Agents hatched a plan. They replaced the liquid in the JFK load with water, repackaged the shipment and told the freight company it was available for pickup.
ICE agents secretly followed the shipment as it was offloaded from a FedEx truck and wound up at a warehouse in San Diego with a logo on the door: "Antonio Gonzalez U.S. Customs Broker." Agents saw Gonzalez talking to two other men, then watched as the men hid the load in a Ford Econoline van.
The agents were still watching the van that afternoon when it headed to a border stop in San Diego, then abruptly made a U turn. Customs officers stopped and searched the van, finding boxes of uniforms and 400 meth-test kits. The cargo came as no surprise to investigators, because workers at large-scale meth labs are sometimes given uniforms to wear and their bosses often test them to make sure they aren't using the drug.
The biggest find in the van were two large pressure vessels used to extract ephedrine from other liquids.
Heading to Vegas
In July 2009, ICE Special Agent Doug Emery, working undercover out of Portland, linked up with Naithani by email to say he was looking to buy the extract of the Sida cordifolia plant, which contains ephedrine.
"We will ship the product sample or commercial shipment in different name," Naithani replied. "Like Tribulus extract or Green Tea Extract powder to avoid any issues with FDA. The compound you can call Eph, for future communication. Have a nice time.
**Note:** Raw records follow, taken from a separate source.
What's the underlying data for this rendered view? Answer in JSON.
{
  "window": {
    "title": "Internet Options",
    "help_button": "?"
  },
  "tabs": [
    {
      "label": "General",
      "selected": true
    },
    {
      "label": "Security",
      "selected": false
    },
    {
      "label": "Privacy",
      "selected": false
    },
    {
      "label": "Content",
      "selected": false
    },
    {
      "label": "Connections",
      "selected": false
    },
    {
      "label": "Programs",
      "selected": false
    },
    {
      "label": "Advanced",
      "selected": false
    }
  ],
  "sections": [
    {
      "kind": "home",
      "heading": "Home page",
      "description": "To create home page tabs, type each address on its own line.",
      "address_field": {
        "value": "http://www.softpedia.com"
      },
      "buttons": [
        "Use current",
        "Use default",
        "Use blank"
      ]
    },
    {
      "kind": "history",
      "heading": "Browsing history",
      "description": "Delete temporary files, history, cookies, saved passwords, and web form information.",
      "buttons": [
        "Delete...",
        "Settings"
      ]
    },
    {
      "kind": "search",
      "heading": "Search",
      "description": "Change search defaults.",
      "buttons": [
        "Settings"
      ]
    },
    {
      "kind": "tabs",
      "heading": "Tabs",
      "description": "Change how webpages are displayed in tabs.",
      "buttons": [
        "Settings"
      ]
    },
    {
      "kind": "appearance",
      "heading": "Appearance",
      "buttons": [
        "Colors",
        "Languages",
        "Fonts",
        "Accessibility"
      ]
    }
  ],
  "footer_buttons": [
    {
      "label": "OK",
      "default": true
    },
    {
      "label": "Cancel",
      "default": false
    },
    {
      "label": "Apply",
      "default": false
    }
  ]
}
Subhash Naithani."
Agents caught a break when Naithani mentioned to Emery that he planned to attend a Las Vegas trade show that November and wanted to meet him.
When Naithani showed up at The Palazzo on the evening of Nov. 10, 2009, he surprised Emery by bringing two friends: Manoj Kovummal and Sachin Sharma. Naithani told Emery it was OK to talk business in front of the other two because they played roles in selling the products he shipped.
The following night, ICE agents tailed Gonzalez and Payton as they showed up for the conference in Vegas, too.
Agents arrested all five men and hauled them back to Oregon to face charges for their roles in the conspiracy. All pleaded guilty in exchange for reduced punishment.
Payton,47, who brokered the illegal shipments between the U.S. and India, got a four-year term. So did Kovummal, 42. Naithani, 40, and Sharma, 35, both got 4 1/2 years. The Indian businessmen will be deported after serving their sentences.
On Thursday, John Deits, the chief prosecutor in the case, described Gonzalez as a key supplier of ephedrine to intermediaries in Mexico, who then supplied a major drug cartel. Gonzalez, 57, was sentenced to eight years in prison.
The government seized $5.5 million in assets from defendants in the case, including $2.2 million in bank accounts, palladium ingots, a 1975 Cessna Chancellor 414A airplane and luxury autos including a 2008 Tesla Roadster electric car. Roughly $4.2 million was forfeited to the U.S. government, Deits said.
-- Bryan Denson